Study: High school football players face greater concussion risk

High School Sports
This is an archived article and the information in the article may be outdated. Please look at the time stamp on the story to see when it was last updated.

ROELAND PARK, Kan. — Chad Stover from Tipton, Mo. collapsed at a football game in Sedalia, Mo. on Halloween night. He died on Thursday and his death is raising new concerns about football, students and concussions.

Bishop Meige hosts Blue Valley West Friday night in a big 5A playoff game. Trainers and coaches will be keeping a close eye on their athletes in light of the new study, which shows high school football players are twice as likely to suffer concussions than college football players.

The study was conducted by the Institute of Medicine and paid for in part by the NFL.

Researchers found a “culture of resistance” among high school football players and coaches, noting that head injuries are still not being treated as a major injury.

But they do say more high school athletes in all sports are reporting concussions.

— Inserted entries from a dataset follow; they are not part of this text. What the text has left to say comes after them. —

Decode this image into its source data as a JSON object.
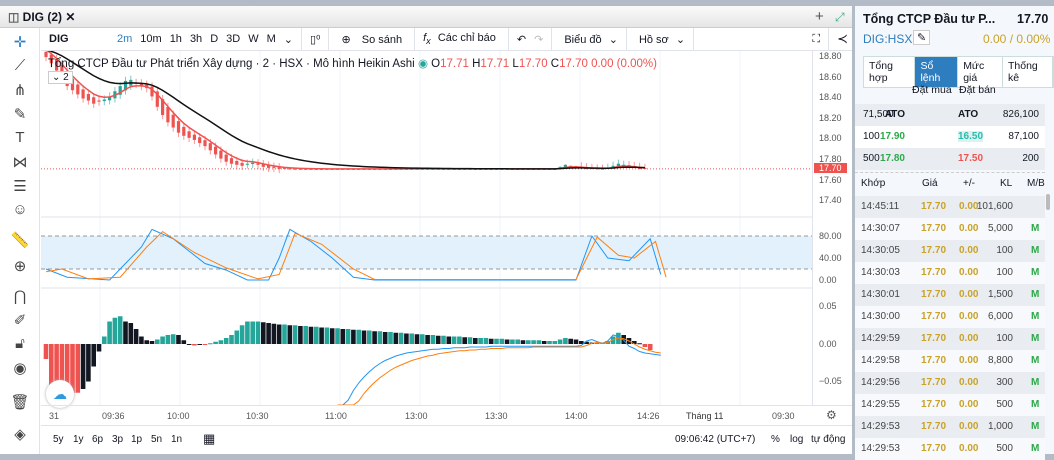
{
  "tab": {
    "title": "DIG (2)",
    "close": "✕",
    "plus": "+"
  },
  "toolbar": {
    "symbol": "DIG",
    "intervals": [
      "2m",
      "10m",
      "1h",
      "3h",
      "D",
      "3D",
      "W",
      "M"
    ],
    "compare": "So sánh",
    "indicators": "Các chỉ báo",
    "chart": "Biểu đồ",
    "profile": "Hồ sơ"
  },
  "legend": {
    "title": "Tổng CTCP Đầu tư Phát triển Xây dựng · 2 · HSX · Mô hình Heikin Ashi",
    "o_label": "O",
    "o": "17.71",
    "h_label": "H",
    "h": "17.71",
    "l_label": "L",
    "l": "17.70",
    "c_label": "C",
    "c": "17.70",
    "chg": "0.00 (0.00%)",
    "collapse": "2"
  },
  "price_scale": {
    "main": [
      "18.80",
      "18.60",
      "18.40",
      "18.20",
      "18.00",
      "17.80",
      "17.60",
      "17.40"
    ],
    "last": "17.70",
    "stoch": [
      "80.00",
      "40.00",
      "0.00"
    ],
    "macd": [
      "0.05",
      "0.00",
      "−0.05"
    ]
  },
  "time_axis": [
    "31",
    "09:36",
    "10:00",
    "10:30",
    "11:00",
    "13:00",
    "13:30",
    "14:00",
    "14:26",
    "Tháng 11",
    "09:30"
  ],
  "bottom": {
    "ranges": [
      "5y",
      "1y",
      "6p",
      "3p",
      "1p",
      "5n",
      "1n"
    ],
    "clock": "09:06:42 (UTC+7)",
    "pct": "%",
    "log": "log",
    "auto": "tự động"
  },
  "chart_data": {
    "type": "candlestick",
    "closes": [
      18.78,
      18.72,
      18.65,
      18.58,
      18.5,
      18.46,
      18.42,
      18.38,
      18.36,
      18.33,
      18.35,
      18.37,
      18.4,
      18.45,
      18.5,
      18.55,
      18.56,
      18.52,
      18.5,
      18.48,
      18.4,
      18.3,
      18.22,
      18.15,
      18.1,
      18.05,
      18.02,
      18,
      17.98,
      17.95,
      17.92,
      17.88,
      17.84,
      17.8,
      17.77,
      17.75,
      17.74,
      17.73,
      17.75,
      17.76,
      17.74,
      17.72,
      17.71,
      17.71,
      17.7,
      17.7,
      17.7,
      17.7,
      17.7,
      17.7,
      17.7,
      17.7,
      17.7,
      17.7,
      17.7,
      17.7,
      17.7,
      17.7,
      17.7,
      17.7,
      17.7,
      17.7,
      17.7,
      17.7,
      17.7,
      17.7,
      17.7,
      17.7,
      17.7,
      17.7,
      17.7,
      17.7,
      17.7,
      17.7,
      17.7,
      17.7,
      17.7,
      17.7,
      17.7,
      17.7,
      17.7,
      17.7,
      17.7,
      17.7,
      17.7,
      17.7,
      17.7,
      17.7,
      17.7,
      17.7,
      17.7,
      17.7,
      17.7,
      17.7,
      17.7,
      17.7,
      17.7,
      17.72,
      17.74,
      17.73,
      17.72,
      17.71,
      17.7,
      17.7,
      17.7,
      17.7,
      17.71,
      17.73,
      17.75,
      17.74,
      17.72,
      17.71,
      17.7,
      17.7
    ],
    "stoch_k": [
      [
        0,
        20
      ],
      [
        4,
        5
      ],
      [
        12,
        0
      ],
      [
        18,
        60
      ],
      [
        20,
        92
      ],
      [
        24,
        75
      ],
      [
        30,
        30
      ],
      [
        34,
        18
      ],
      [
        38,
        0
      ],
      [
        42,
        0
      ],
      [
        44,
        40
      ],
      [
        46,
        92
      ],
      [
        50,
        70
      ],
      [
        54,
        40
      ],
      [
        58,
        5
      ],
      [
        62,
        0
      ],
      [
        100,
        0
      ],
      [
        103,
        80
      ],
      [
        106,
        40
      ],
      [
        110,
        35
      ],
      [
        114,
        75
      ],
      [
        116,
        10
      ]
    ],
    "stoch_d": [
      [
        0,
        15
      ],
      [
        3,
        20
      ],
      [
        8,
        2
      ],
      [
        14,
        5
      ],
      [
        19,
        60
      ],
      [
        22,
        88
      ],
      [
        28,
        50
      ],
      [
        34,
        22
      ],
      [
        40,
        2
      ],
      [
        44,
        10
      ],
      [
        47,
        85
      ],
      [
        52,
        65
      ],
      [
        58,
        20
      ],
      [
        62,
        1
      ],
      [
        100,
        1
      ],
      [
        104,
        78
      ],
      [
        108,
        45
      ],
      [
        111,
        40
      ],
      [
        115,
        70
      ],
      [
        117,
        5
      ]
    ],
    "macd_hist": [
      -0.02,
      -0.06,
      -0.065,
      -0.065,
      -0.065,
      -0.065,
      -0.065,
      -0.06,
      -0.05,
      -0.03,
      -0.01,
      0.01,
      0.03,
      0.035,
      0.037,
      0.03,
      0.028,
      0.02,
      0.01,
      0.005,
      0.004,
      0.006,
      0.01,
      0.012,
      0.013,
      0.012,
      0.005,
      0,
      -0.002,
      -0.001,
      -0.001,
      0.001,
      0.003,
      0.005,
      0.008,
      0.012,
      0.018,
      0.025,
      0.03,
      0.03,
      0.03,
      0.029,
      0.028,
      0.027,
      0.026,
      0.026,
      0.025,
      0.025,
      0.024,
      0.024,
      0.023,
      0.023,
      0.022,
      0.022,
      0.021,
      0.021,
      0.02,
      0.02,
      0.019,
      0.019,
      0.018,
      0.018,
      0.017,
      0.017,
      0.016,
      0.016,
      0.015,
      0.015,
      0.014,
      0.014,
      0.013,
      0.013,
      0.012,
      0.012,
      0.011,
      0.011,
      0.01,
      0.01,
      0.01,
      0.009,
      0.009,
      0.008,
      0.008,
      0.008,
      0.007,
      0.007,
      0.007,
      0.006,
      0.006,
      0.006,
      0.005,
      0.005,
      0.005,
      0.005,
      0.004,
      0.004,
      0.004,
      0.006,
      0.008,
      0.007,
      0.006,
      0.004,
      0.003,
      0.002,
      0.002,
      0.002,
      0.004,
      0.01,
      0.015,
      0.012,
      0.008,
      0.004,
      0.001,
      -0.004,
      -0.008
    ],
    "macd_start": 55,
    "macd_line": [
      -0.11,
      -0.09,
      -0.075,
      -0.062,
      -0.052,
      -0.044,
      -0.037,
      -0.031,
      -0.026,
      -0.022,
      -0.019,
      -0.016,
      -0.014,
      -0.012,
      -0.011,
      -0.01,
      -0.009,
      -0.008,
      -0.007,
      -0.007,
      -0.006,
      -0.006,
      -0.005,
      -0.005,
      -0.005,
      -0.004,
      -0.004,
      -0.004,
      -0.004,
      -0.003,
      -0.003,
      -0.003,
      -0.003,
      -0.003,
      -0.003,
      -0.003,
      -0.003,
      -0.003,
      -0.003,
      -0.003,
      -0.003,
      -0.003,
      -0.003,
      -0.003,
      -0.003,
      -0.003,
      -0.002,
      0.004,
      0.006,
      0.003,
      0.001,
      0.004,
      0.012,
      0.01,
      0.005,
      -0.003,
      -0.006,
      -0.01,
      -0.012,
      -0.013,
      -0.014,
      -0.015
    ],
    "signal_line": [
      -0.13,
      -0.115,
      -0.1,
      -0.087,
      -0.076,
      -0.066,
      -0.058,
      -0.051,
      -0.045,
      -0.04,
      -0.035,
      -0.031,
      -0.028,
      -0.025,
      -0.022,
      -0.02,
      -0.018,
      -0.016,
      -0.015,
      -0.013,
      -0.012,
      -0.011,
      -0.01,
      -0.009,
      -0.009,
      -0.008,
      -0.008,
      -0.007,
      -0.007,
      -0.006,
      -0.006,
      -0.006,
      -0.005,
      -0.005,
      -0.005,
      -0.005,
      -0.005,
      -0.004,
      -0.004,
      -0.004,
      -0.004,
      -0.004,
      -0.004,
      -0.004,
      -0.004,
      -0.004,
      -0.004,
      -0.002,
      0.001,
      0.002,
      0.001,
      0.002,
      0.006,
      0.008,
      0.007,
      0.004,
      0.0,
      -0.004,
      -0.007,
      -0.009,
      -0.011,
      -0.012
    ],
    "ylim_main": [
      17.3,
      18.85
    ],
    "ylim_stoch": [
      0,
      100
    ],
    "ylim_macd": [
      -0.11,
      0.06
    ]
  },
  "panel": {
    "name": "Tổng CTCP Đầu tư P...",
    "price": "17.70",
    "ticker": "DIG:HSX",
    "change": "0.00 / 0.00%",
    "tabs": [
      "Tổng hợp",
      "Sổ lệnh",
      "Mức giá",
      "Thống kê"
    ],
    "book_headers": [
      "Đặt mua",
      "Đặt bán"
    ],
    "book": [
      [
        "71,500",
        "ATO",
        "ATO",
        "826,100"
      ],
      [
        "100",
        "17.90",
        "16.50",
        "87,100"
      ],
      [
        "500",
        "17.80",
        "17.50",
        "200"
      ]
    ],
    "trade_headers": [
      "Khớp",
      "Giá",
      "+/-",
      "KL",
      "M/B"
    ],
    "trades": [
      [
        "14:45:11",
        "17.70",
        "0.00",
        "101,600",
        ""
      ],
      [
        "14:30:07",
        "17.70",
        "0.00",
        "5,000",
        "M"
      ],
      [
        "14:30:05",
        "17.70",
        "0.00",
        "100",
        "M"
      ],
      [
        "14:30:03",
        "17.70",
        "0.00",
        "100",
        "M"
      ],
      [
        "14:30:01",
        "17.70",
        "0.00",
        "1,500",
        "M"
      ],
      [
        "14:30:00",
        "17.70",
        "0.00",
        "6,000",
        "M"
      ],
      [
        "14:29:59",
        "17.70",
        "0.00",
        "100",
        "M"
      ],
      [
        "14:29:58",
        "17.70",
        "0.00",
        "8,800",
        "M"
      ],
      [
        "14:29:56",
        "17.70",
        "0.00",
        "300",
        "M"
      ],
      [
        "14:29:55",
        "17.70",
        "0.00",
        "500",
        "M"
      ],
      [
        "14:29:53",
        "17.70",
        "0.00",
        "1,000",
        "M"
      ],
      [
        "14:29:53",
        "17.70",
        "0.00",
        "500",
        "M"
      ]
    ]
  },
  "colors": {
    "up": "#26a69a",
    "down": "#ef5350",
    "accent": "#2e7dbf",
    "gold": "#c9a227"
  }
}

Every state but Mississippi has passed a concussion law, but each state’s law is different in regards to how to treat athletes with concussions.

So here’s what researchers are recommending:

  • Better diagnosis for concussions in young people
  • Possible rule changes to make sports safer
  • Increased efforts to change the culture and encourage reporting of symptoms and concussions

They are also calling for more research on the long-term effects of repetitive head trauma. With all the recent focus on concussions, some football leagues are reporting a 10 percent drop in the number of kids playing the sport.



More News